And who is so silly as to imagine that God, like a husbandman, planted a garden in Eden eastward, and put in it a tree of life, which could be seen and felt. And if God is also said to walk in the garden in the evening, and Adam to hide himself under a tree, I do not suppose that any one will doubt that these passages, by means of seeming history, though the incidents never occurred, figuratively reveal certain mysteries.
Viewed from this perspective, the story of the Fall is not an antiquated folktale but a vivid and accurate account of the human predicament, and the story of Christ is not only an account of a historical man but also a figurative representation of the path that each of us must follow to attain liberation.
Esoteric Christianity has long been secret and to some degree inaccessible, but this is not out of a hard-hearted elitism. It is partly because for centuries the mainstream churches looked askance at anyone who did not see divine truth as they did and shunned or hunted down such people. But even in our more open-minded era, esoteric work still requires the effort and sincerity to look within.

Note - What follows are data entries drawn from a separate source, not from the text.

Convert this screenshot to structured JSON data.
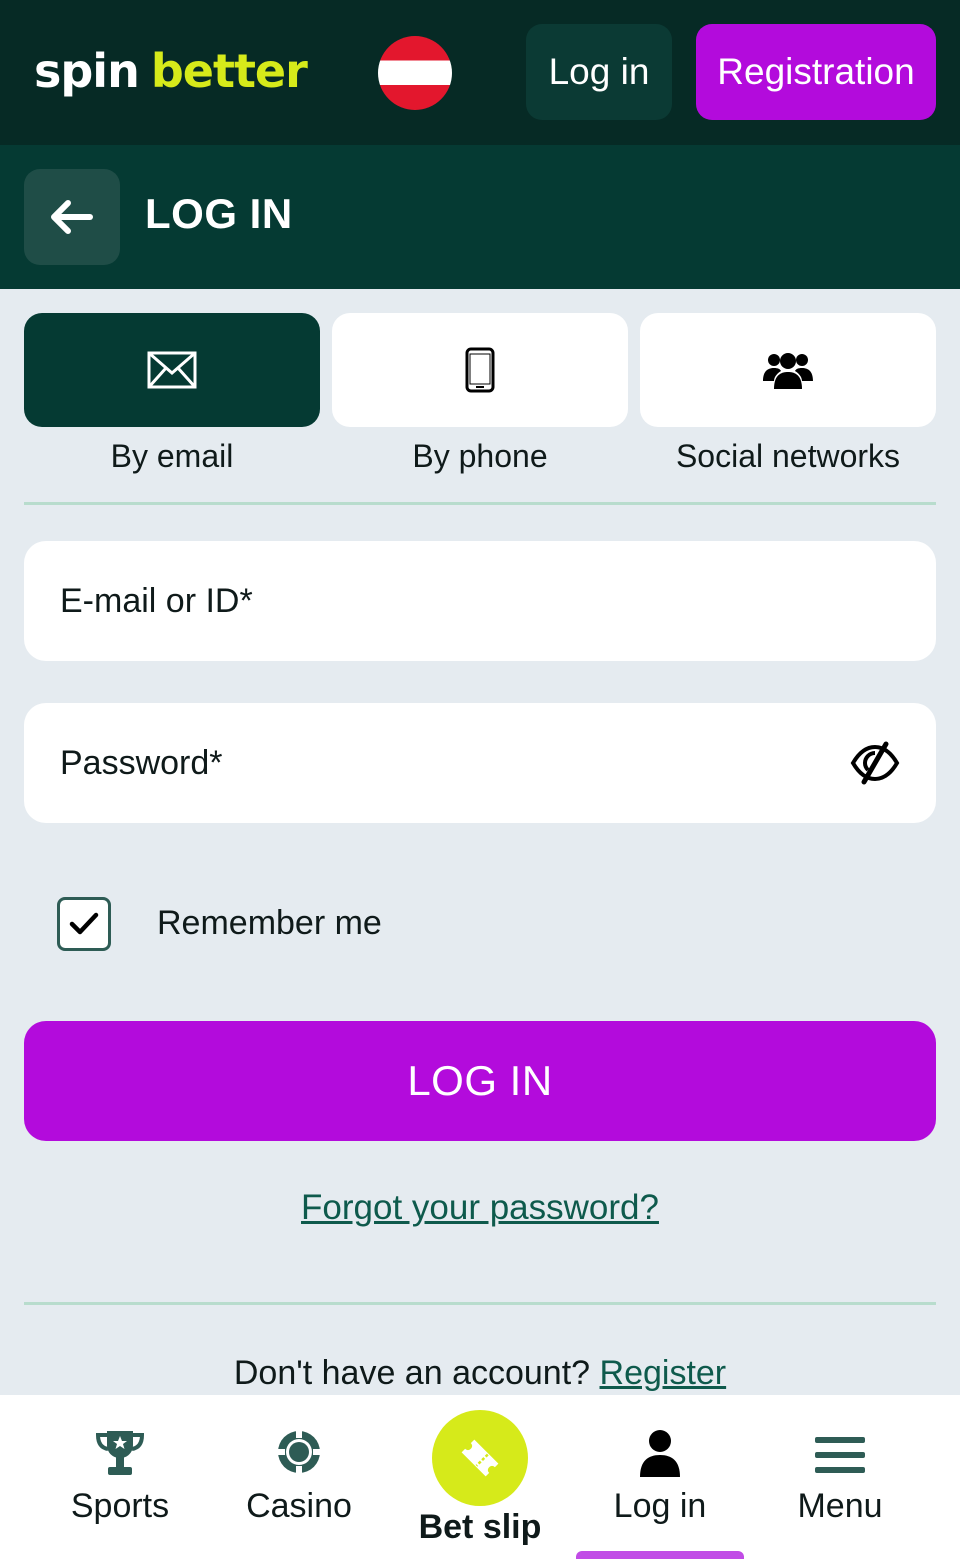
{
  "header": {
    "logo_part1": "spin",
    "logo_part2": "better",
    "login_label": "Log in",
    "register_label": "Registration"
  },
  "subheader": {
    "title": "LOG IN"
  },
  "tabs": [
    {
      "label": "By email",
      "icon": "envelope-icon",
      "active": true
    },
    {
      "label": "By phone",
      "icon": "phone-icon",
      "active": false
    },
    {
      "label": "Social networks",
      "icon": "users-icon",
      "active": false
    }
  ],
  "form": {
    "email_placeholder": "E-mail or ID*",
    "password_placeholder": "Password*",
    "remember_label": "Remember me",
    "remember_checked": true,
    "submit_label": "LOG IN",
    "forgot_label": "Forgot your password?",
    "no_account_text": "Don't have an account?",
    "register_link": "Register"
  },
  "bottom_nav": {
    "items": [
      {
        "label": "Sports",
        "icon": "trophy-icon"
      },
      {
        "label": "Casino",
        "icon": "casino-chip-icon"
      },
      {
        "label": "Bet slip",
        "icon": "ticket-icon"
      },
      {
        "label": "Log in",
        "icon": "user-icon",
        "active": true
      },
      {
        "label": "Menu",
        "icon": "hamburger-icon"
      }
    ]
  },
  "colors": {
    "header_bg": "#062a25",
    "subheader_bg": "#053a33",
    "accent_purple": "#b30bdc",
    "accent_lime": "#d6ea1a",
    "page_bg": "#e5ebf0",
    "link": "#0e5a4c"
  }
}
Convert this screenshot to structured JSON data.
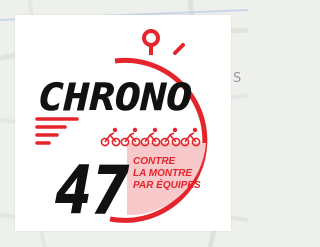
{
  "edge_text": "S",
  "logo": {
    "word": "CHRONO",
    "number": "47",
    "tagline": [
      "CONTRE",
      "LA MONTRE",
      "PAR ÉQUIPES"
    ],
    "colors": {
      "red": "#e5252c",
      "pink": "#f7c9cb",
      "black": "#111111"
    },
    "cyclist_icon_count": 5
  }
}
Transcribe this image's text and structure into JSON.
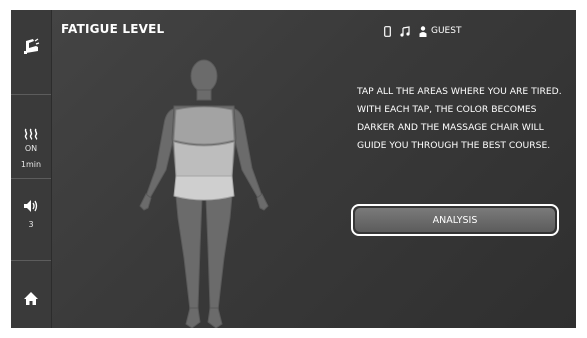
{
  "header": {
    "title": "FATIGUE LEVEL",
    "status_icons": [
      "phone-icon",
      "music-note-icon",
      "person-icon"
    ],
    "user_label": "GUEST"
  },
  "sidebar": {
    "chair_icon": "massage-chair-icon",
    "heat": {
      "icon": "heat-waves-icon",
      "state": "ON",
      "duration": "1min"
    },
    "volume": {
      "icon": "speaker-icon",
      "level": "3"
    },
    "home_icon": "home-icon"
  },
  "main": {
    "instruction": "TAP ALL THE AREAS WHERE YOU ARE TIRED. WITH EACH TAP, THE COLOR BECOMES DARKER AND THE MASSAGE CHAIR WILL GUIDE YOU THROUGH THE BEST COURSE.",
    "analysis_label": "ANALYSIS",
    "body_regions_selected": [
      "upper-back",
      "lower-back"
    ]
  },
  "colors": {
    "background": "#3a3a3a",
    "sidebar": "#3a3a3a",
    "body_fill": "#6b6b6b",
    "selected_region_light": "#c9c9c9",
    "selected_region_mid": "#a8a8a8",
    "text": "#ffffff"
  }
}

This is not always pleasant or easy, and the forces of exterior life generally pull one away from it. Outer Christianity also focuses on salvation in the afterlife. You ask for help from Christ in purging your sins and taking away the threat of damnation.
Inner Christianity does not deny that there is an afterlife that will be shaped by our actions in the present, but it is less concerned with obtaining salvation in the future than with attaining illumination now.
Usually this is seen as a change in life direction: